P2P Networks Get a Bad Rap Because of Porn Sub-Communities

P2P

When Gnutella is used to download and share child pornography, as it was in Jesse Ryan Loskarn’s case, the right to exist is questioned with regards to P2P networks. Does the research support banning P2P networks? One study from Lancaster University attempts to answer that question by asking another question. It asks whether or not deviant behavior is the norm on peer-to-peer networks. The authors of this study chose to focus on Gnutella since the software does not authenticate usernames or passwords, which makes it more anonymous than other P2P networks, such as eDonkey and Fastrack.

The study examined a random sampling of 10,000 search messages (Queries) and 10,000 search message responses (QueryHits) on Gnutella that were culled from three consecutive Saturdays. It found only 1.6 percent of the Queries and 2.4 percent of the QueryHits could be categorized as related to illegal pornography. The study acknowledged that these percentages constituted a small sub-community of users, but it specified that other aspects of this community belie the small numbers. For example, of those who share illegal pornography, 57 percent share nothing other than that, and the other 43 percent are not much better. For 83 percent of this group, over half of their shares are illegal pornography. The study also notes that these low percentages do not reflect the code words many users are probably employing when sharing illegal material in order to avoid detection.

Though Gnutella does not authenticate usernames and passwords, the network is not anonymous. In Loskarn’s case, the U.S. Postal Inspection Service along with Toronto Police Service had been investigating a company operating a website that sold child pornography DVDs through the mail and via online streaming. The investigation uncovered Loskarn as a customer through company invoices and purchase summaries along with Loskarn’s billing and shipping address. On Gnutella, authorities located Loskarn’s residential IP as an address offering files for download that had names consistent with child pornography.
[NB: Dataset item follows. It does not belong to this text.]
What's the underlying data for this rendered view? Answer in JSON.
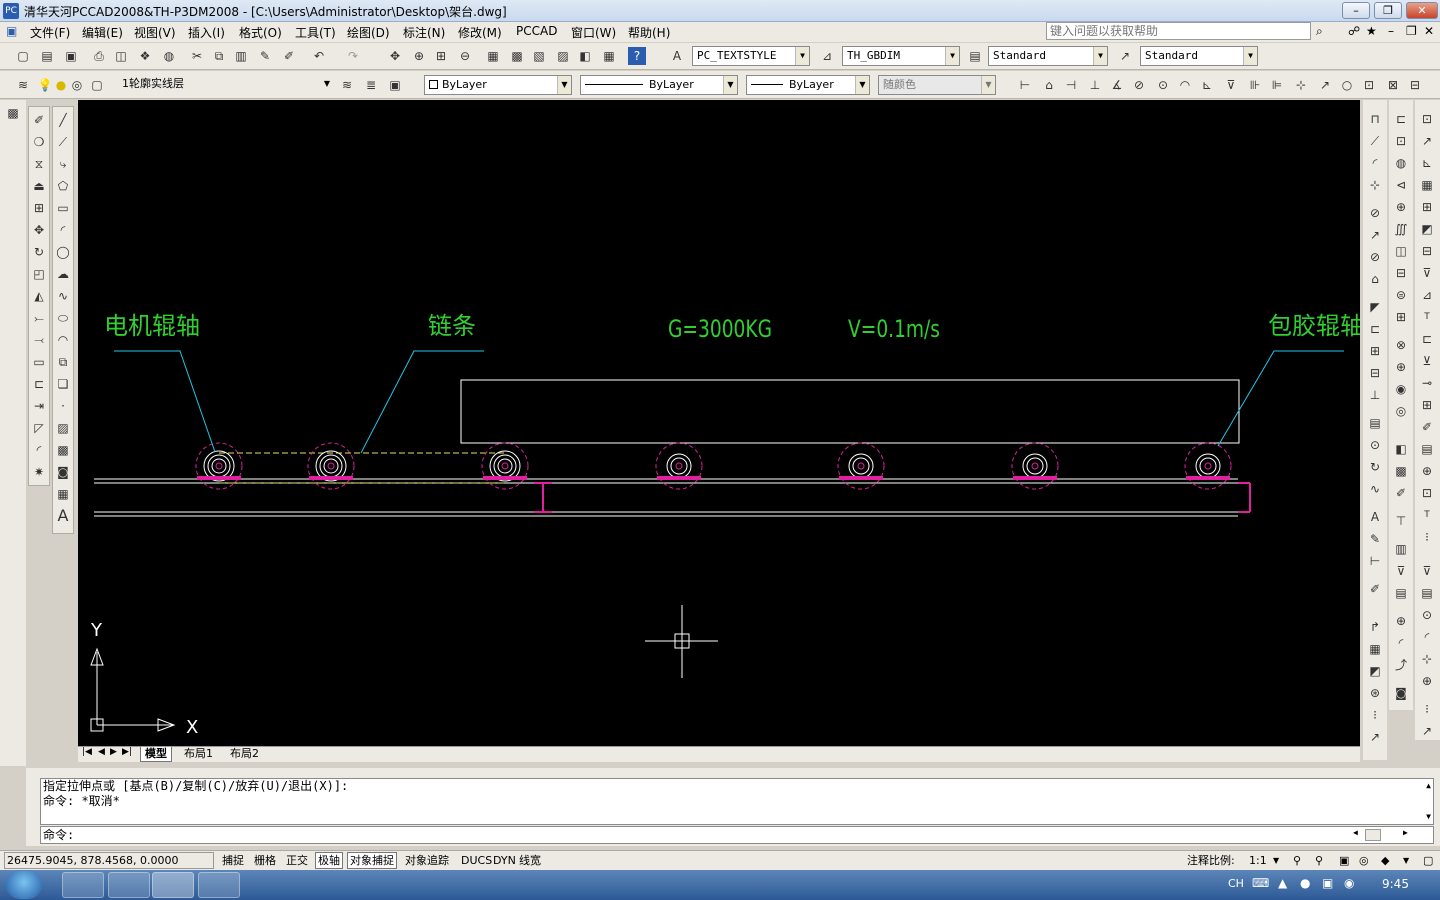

Authorities used the hash value of a file being offered from Loskarn’s IP address to downloaded 99 percent of a file with the exact same hash value. That file was a child pornography video.

In keeping with one of the study’s main objectives, to contribute to the ongoing discourse concerning the future and legality of P2P networks, the study predicted two different outcomes for the study based on the two main ways that anonymity and its effect on online behavior is viewed. One school of thought says that anonymity tempts people to engage in behaviors that they might not normally engage in because social sanctions and community disapproval have been removed. This view would support making P2P networks illegal. The opposing viewpoint is that anonymity does not lead to deviant behavior, or what society generally considers as deviant behavior, unless that behavior is a norm for that group. In other words, members of groups tend to conform to that group’s norm regardless of whether or not they are conforming or running counter to the norms of general society. This view says that the P2P networks are a reflection of deeper issues within our society that will not be solved by banning Gnutella and the like.

The authors state that the findings of their study support the latter approach. Anonymity in and of itself, the study claims, is not likely to trigger deviant behavior. The study further states that banning P2P networks may only serve to push these types of sub-communities into technologies that are even more difficult (or impossible) to enforce.

By Donna Westlund

Statement of Facts
Lancaster University
NBC Washington